(EXERCISE AIM) Pictures aside, each entry has to be returned exactly as it stands.

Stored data
-*-
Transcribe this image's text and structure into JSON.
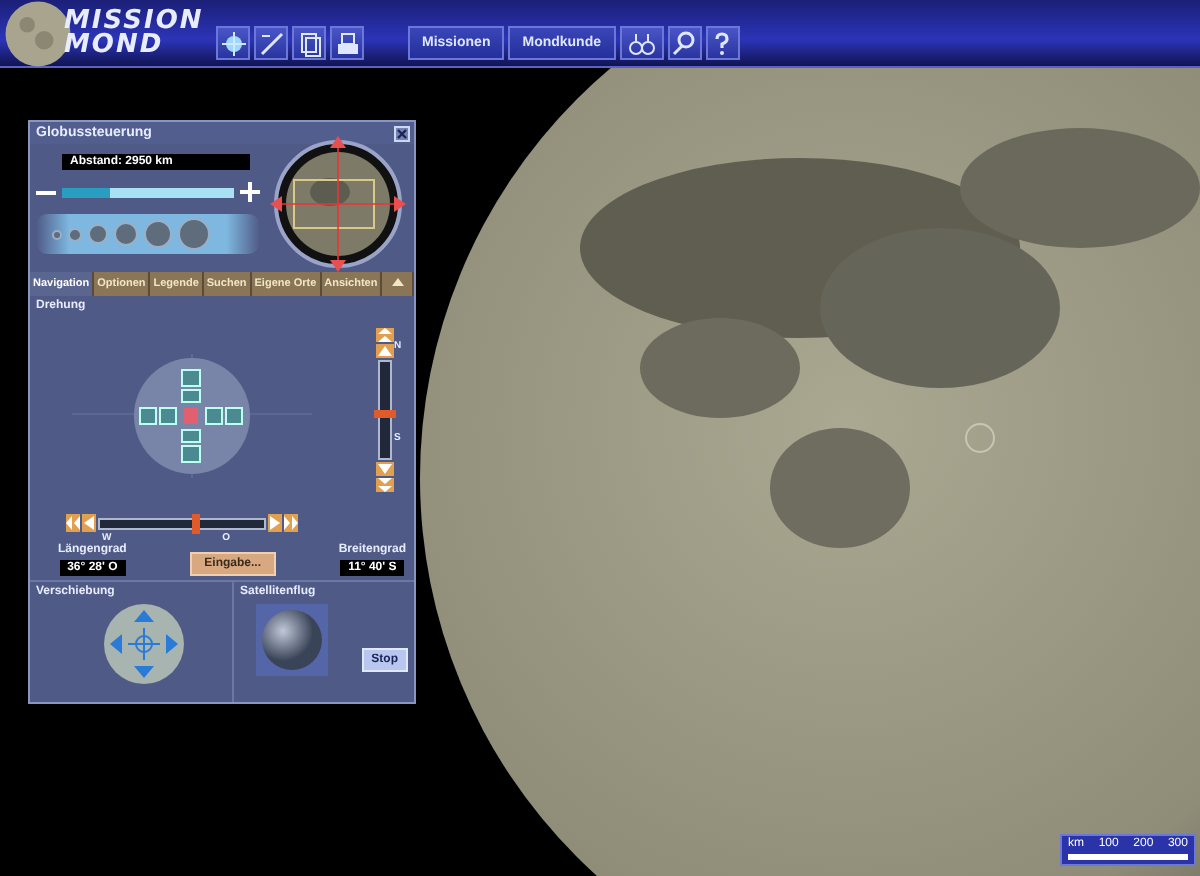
{
  "header": {
    "logo_lines": [
      "MISSION",
      "MOND"
    ],
    "nav_buttons": [
      {
        "label": "Missionen"
      },
      {
        "label": "Mondkunde"
      }
    ]
  },
  "panel": {
    "title": "Globussteuerung",
    "distance": "Abstand: 2950 km",
    "zoom": {
      "level": 0.28
    },
    "tabs": [
      {
        "label": "Navigation",
        "selected": true
      },
      {
        "label": "Optionen",
        "selected": false
      },
      {
        "label": "Legende",
        "selected": false
      },
      {
        "label": "Suchen",
        "selected": false
      },
      {
        "label": "Eigene Orte",
        "selected": false
      },
      {
        "label": "Ansichten",
        "selected": false
      }
    ],
    "rotation": {
      "heading": "Drehung",
      "latitude_slider": {
        "level": 0.45,
        "top_label": "N",
        "bottom_label": "S"
      },
      "longitude_slider": {
        "level": 0.58,
        "left_label": "W",
        "right_label": "O"
      },
      "longitude_label": "Längengrad",
      "longitude_value": "36° 28' O",
      "input_button": "Eingabe...",
      "latitude_label": "Breitengrad",
      "latitude_value": "11° 40' S"
    },
    "shift": {
      "heading": "Verschiebung"
    },
    "satellite": {
      "heading": "Satellitenflug",
      "stop_button": "Stop"
    }
  },
  "scale_bar": {
    "unit": "km",
    "ticks": [
      "100",
      "200",
      "300"
    ]
  }
}
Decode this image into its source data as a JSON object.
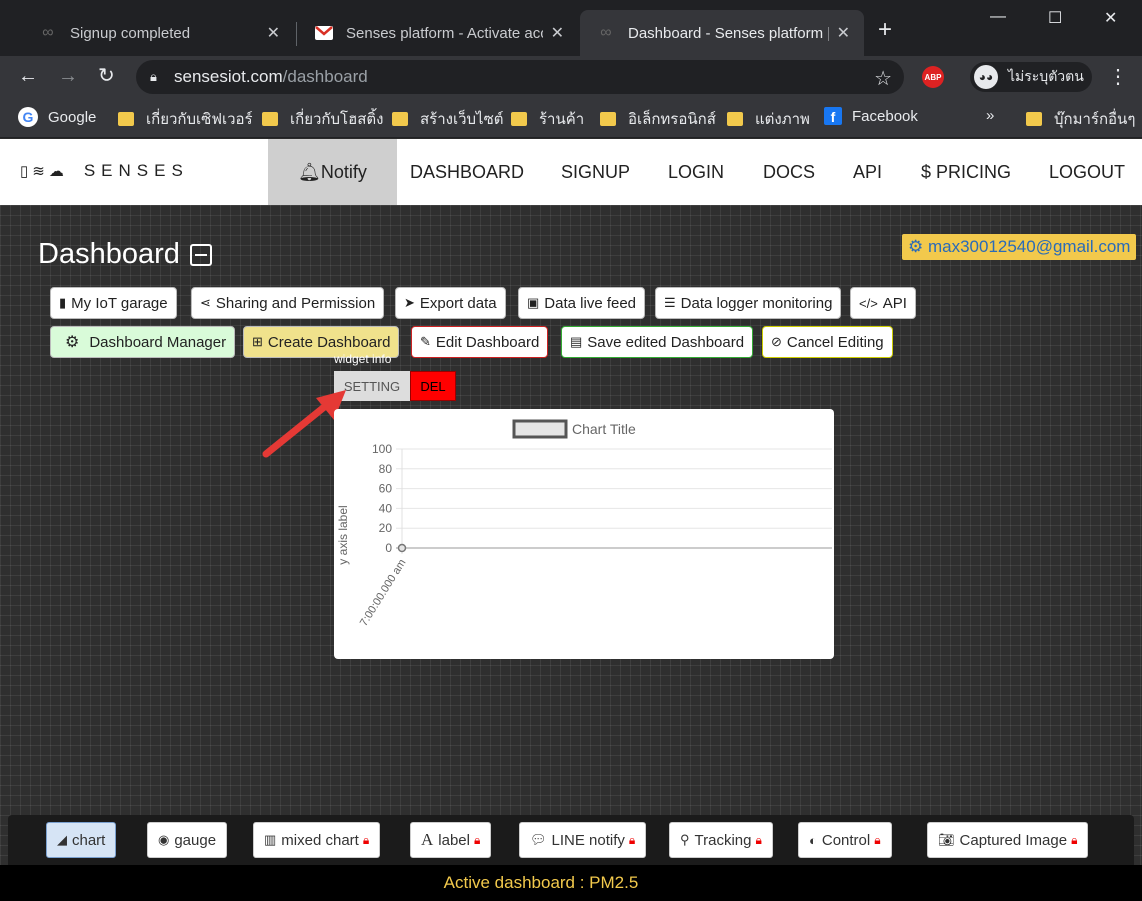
{
  "browser": {
    "tabs": [
      {
        "title": "Signup completed"
      },
      {
        "title": "Senses platform - Activate acco"
      },
      {
        "title": "Dashboard - Senses platform |"
      }
    ],
    "url_host": "sensesiot.com",
    "url_path": "/dashboard",
    "profile_label": "ไม่ระบุตัวตน",
    "abp_label": "ABP",
    "bookmarks": [
      {
        "label": "Google"
      },
      {
        "label": "เกี่ยวกับเซิฟเวอร์"
      },
      {
        "label": "เกี่ยวกับโฮสติ้ง"
      },
      {
        "label": "สร้างเว็บไซต์"
      },
      {
        "label": "ร้านค้า"
      },
      {
        "label": "อิเล็กทรอนิกส์"
      },
      {
        "label": "แต่งภาพ"
      },
      {
        "label": "Facebook"
      }
    ],
    "bookmark_more": "»",
    "other_bookmarks": "บุ๊กมาร์กอื่นๆ"
  },
  "site": {
    "brand": "SENSES",
    "nav": [
      {
        "label": "Notify"
      },
      {
        "label": "DASHBOARD"
      },
      {
        "label": "SIGNUP"
      },
      {
        "label": "LOGIN"
      },
      {
        "label": "DOCS"
      },
      {
        "label": "API"
      },
      {
        "label": "PRICING"
      },
      {
        "label": "LOGOUT"
      }
    ]
  },
  "dashboard": {
    "title": "Dashboard",
    "user_email": "max30012540@gmail.com",
    "row1": [
      {
        "label": "My IoT garage"
      },
      {
        "label": "Sharing and Permission"
      },
      {
        "label": "Export data"
      },
      {
        "label": "Data live feed"
      },
      {
        "label": "Data logger monitoring"
      },
      {
        "label": "API"
      }
    ],
    "row2": [
      {
        "label": "Dashboard Manager"
      },
      {
        "label": "Create Dashboard"
      },
      {
        "label": "Edit Dashboard"
      },
      {
        "label": "Save edited Dashboard"
      },
      {
        "label": "Cancel Editing"
      }
    ],
    "widget_info": "widget info",
    "setting_label": "SETTING",
    "del_label": "DEL"
  },
  "chart_data": {
    "type": "line",
    "title": "Chart Title",
    "ylabel": "y axis label",
    "xlabel": "",
    "ylim": [
      0,
      100
    ],
    "yticks": [
      "100",
      "80",
      "60",
      "40",
      "20",
      "0"
    ],
    "x": [
      "7:00:00.000 am"
    ],
    "series": [
      {
        "values": [
          0
        ]
      }
    ]
  },
  "toolbar": [
    {
      "label": "chart"
    },
    {
      "label": "gauge"
    },
    {
      "label": "mixed chart"
    },
    {
      "label": "label"
    },
    {
      "label": "LINE notify"
    },
    {
      "label": "Tracking"
    },
    {
      "label": "Control"
    },
    {
      "label": "Captured Image"
    }
  ],
  "footer": "Active dashboard : PM2.5"
}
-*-
(RESPONSE TO THIS TASK)
Transcribe this image's text and structure into JSON.
{
  "header": {
    "logo_lines": [
      "MISSION",
      "MOND"
    ],
    "nav_buttons": [
      {
        "label": "Missionen"
      },
      {
        "label": "Mondkunde"
      }
    ]
  },
  "panel": {
    "title": "Globussteuerung",
    "distance": "Abstand: 2950 km",
    "zoom": {
      "level": 0.28
    },
    "tabs": [
      {
        "label": "Navigation",
        "selected": true
      },
      {
        "label": "Optionen",
        "selected": false
      },
      {
        "label": "Legende",
        "selected": false
      },
      {
        "label": "Suchen",
        "selected": false
      },
      {
        "label": "Eigene Orte",
        "selected": false
      },
      {
        "label": "Ansichten",
        "selected": false
      }
    ],
    "rotation": {
      "heading": "Drehung",
      "latitude_slider": {
        "level": 0.45,
        "top_label": "N",
        "bottom_label": "S"
      },
      "longitude_slider": {
        "level": 0.58,
        "left_label": "W",
        "right_label": "O"
      },
      "longitude_label": "Längengrad",
      "longitude_value": "36° 28' O",
      "input_button": "Eingabe...",
      "latitude_label": "Breitengrad",
      "latitude_value": "11° 40' S"
    },
    "shift": {
      "heading": "Verschiebung"
    },
    "satellite": {
      "heading": "Satellitenflug",
      "stop_button": "Stop"
    }
  },
  "scale_bar": {
    "unit": "km",
    "ticks": [
      "100",
      "200",
      "300"
    ]
  }
}
Decode this image into its source data as a JSON object.
{
  "browser": {
    "tabs": [
      {
        "title": "Signup completed"
      },
      {
        "title": "Senses platform - Activate acco"
      },
      {
        "title": "Dashboard - Senses platform |"
      }
    ],
    "url_host": "sensesiot.com",
    "url_path": "/dashboard",
    "profile_label": "ไม่ระบุตัวตน",
    "abp_label": "ABP",
    "bookmarks": [
      {
        "label": "Google"
      },
      {
        "label": "เกี่ยวกับเซิฟเวอร์"
      },
      {
        "label": "เกี่ยวกับโฮสติ้ง"
      },
      {
        "label": "สร้างเว็บไซต์"
      },
      {
        "label": "ร้านค้า"
      },
      {
        "label": "อิเล็กทรอนิกส์"
      },
      {
        "label": "แต่งภาพ"
      },
      {
        "label": "Facebook"
      }
    ],
    "bookmark_more": "»",
    "other_bookmarks": "บุ๊กมาร์กอื่นๆ"
  },
  "site": {
    "brand": "SENSES",
    "nav": [
      {
        "label": "Notify"
      },
      {
        "label": "DASHBOARD"
      },
      {
        "label": "SIGNUP"
      },
      {
        "label": "LOGIN"
      },
      {
        "label": "DOCS"
      },
      {
        "label": "API"
      },
      {
        "label": "PRICING"
      },
      {
        "label": "LOGOUT"
      }
    ]
  },
  "dashboard": {
    "title": "Dashboard",
    "user_email": "max30012540@gmail.com",
    "row1": [
      {
        "label": "My IoT garage"
      },
      {
        "label": "Sharing and Permission"
      },
      {
        "label": "Export data"
      },
      {
        "label": "Data live feed"
      },
      {
        "label": "Data logger monitoring"
      },
      {
        "label": "API"
      }
    ],
    "row2": [
      {
        "label": "Dashboard Manager"
      },
      {
        "label": "Create Dashboard"
      },
      {
        "label": "Edit Dashboard"
      },
      {
        "label": "Save edited Dashboard"
      },
      {
        "label": "Cancel Editing"
      }
    ],
    "widget_info": "widget info",
    "setting_label": "SETTING",
    "del_label": "DEL"
  },
  "chart_data": {
    "type": "line",
    "title": "Chart Title",
    "ylabel": "y axis label",
    "xlabel": "",
    "ylim": [
      0,
      100
    ],
    "yticks": [
      "100",
      "80",
      "60",
      "40",
      "20",
      "0"
    ],
    "x": [
      "7:00:00.000 am"
    ],
    "series": [
      {
        "values": [
          0
        ]
      }
    ]
  },
  "toolbar": [
    {
      "label": "chart"
    },
    {
      "label": "gauge"
    },
    {
      "label": "mixed chart"
    },
    {
      "label": "label"
    },
    {
      "label": "LINE notify"
    },
    {
      "label": "Tracking"
    },
    {
      "label": "Control"
    },
    {
      "label": "Captured Image"
    }
  ],
  "footer": "Active dashboard : PM2.5"
}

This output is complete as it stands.